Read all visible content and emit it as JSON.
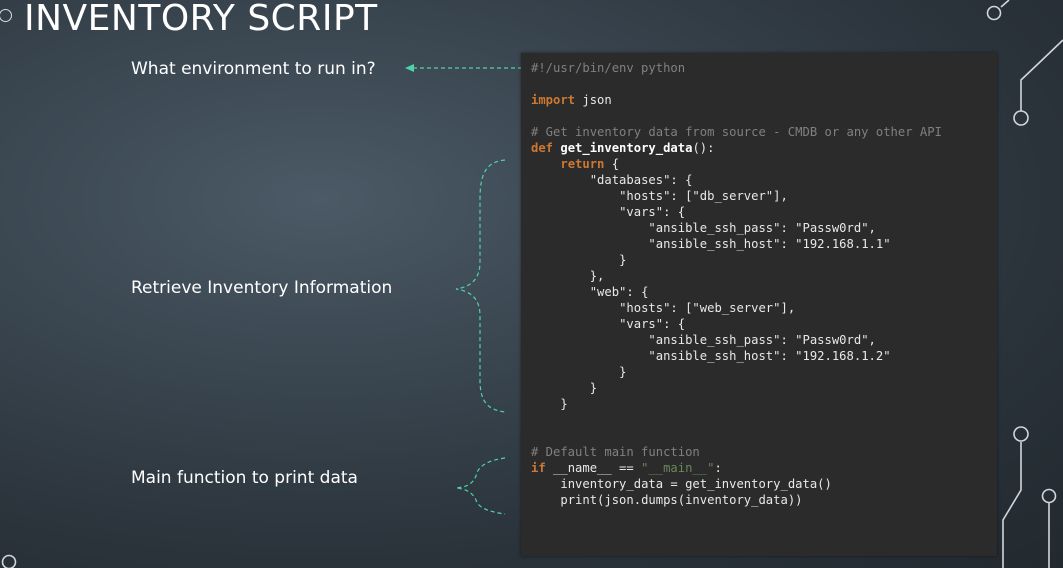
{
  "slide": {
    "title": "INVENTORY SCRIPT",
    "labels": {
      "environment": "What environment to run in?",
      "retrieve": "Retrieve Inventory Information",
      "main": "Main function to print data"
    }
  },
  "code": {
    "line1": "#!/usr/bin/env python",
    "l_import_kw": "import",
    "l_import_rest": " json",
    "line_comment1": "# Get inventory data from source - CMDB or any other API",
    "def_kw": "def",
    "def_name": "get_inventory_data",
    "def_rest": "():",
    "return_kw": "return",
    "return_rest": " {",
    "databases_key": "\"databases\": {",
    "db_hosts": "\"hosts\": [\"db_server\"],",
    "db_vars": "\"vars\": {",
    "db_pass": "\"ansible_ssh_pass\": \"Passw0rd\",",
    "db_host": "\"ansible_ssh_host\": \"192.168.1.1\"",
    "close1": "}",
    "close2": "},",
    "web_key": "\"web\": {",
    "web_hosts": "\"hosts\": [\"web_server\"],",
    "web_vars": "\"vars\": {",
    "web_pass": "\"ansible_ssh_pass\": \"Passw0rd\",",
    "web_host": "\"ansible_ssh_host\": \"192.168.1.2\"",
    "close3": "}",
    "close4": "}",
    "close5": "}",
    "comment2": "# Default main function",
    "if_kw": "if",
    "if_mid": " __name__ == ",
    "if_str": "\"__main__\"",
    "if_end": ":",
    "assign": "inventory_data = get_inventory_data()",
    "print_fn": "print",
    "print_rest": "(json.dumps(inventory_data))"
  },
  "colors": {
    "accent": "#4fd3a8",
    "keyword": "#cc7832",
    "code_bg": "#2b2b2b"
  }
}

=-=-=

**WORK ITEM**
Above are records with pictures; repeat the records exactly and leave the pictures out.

**ANSWER TO THE EXERCISE**
Read all visible content and emit it as JSON.
{
  "slide": {
    "title": "INVENTORY SCRIPT",
    "labels": {
      "environment": "What environment to run in?",
      "retrieve": "Retrieve Inventory Information",
      "main": "Main function to print data"
    }
  },
  "code": {
    "line1": "#!/usr/bin/env python",
    "l_import_kw": "import",
    "l_import_rest": " json",
    "line_comment1": "# Get inventory data from source - CMDB or any other API",
    "def_kw": "def",
    "def_name": "get_inventory_data",
    "def_rest": "():",
    "return_kw": "return",
    "return_rest": " {",
    "databases_key": "\"databases\": {",
    "db_hosts": "\"hosts\": [\"db_server\"],",
    "db_vars": "\"vars\": {",
    "db_pass": "\"ansible_ssh_pass\": \"Passw0rd\",",
    "db_host": "\"ansible_ssh_host\": \"192.168.1.1\"",
    "close1": "}",
    "close2": "},",
    "web_key": "\"web\": {",
    "web_hosts": "\"hosts\": [\"web_server\"],",
    "web_vars": "\"vars\": {",
    "web_pass": "\"ansible_ssh_pass\": \"Passw0rd\",",
    "web_host": "\"ansible_ssh_host\": \"192.168.1.2\"",
    "close3": "}",
    "close4": "}",
    "close5": "}",
    "comment2": "# Default main function",
    "if_kw": "if",
    "if_mid": " __name__ == ",
    "if_str": "\"__main__\"",
    "if_end": ":",
    "assign": "inventory_data = get_inventory_data()",
    "print_fn": "print",
    "print_rest": "(json.dumps(inventory_data))"
  },
  "colors": {
    "accent": "#4fd3a8",
    "keyword": "#cc7832",
    "code_bg": "#2b2b2b"
  }
}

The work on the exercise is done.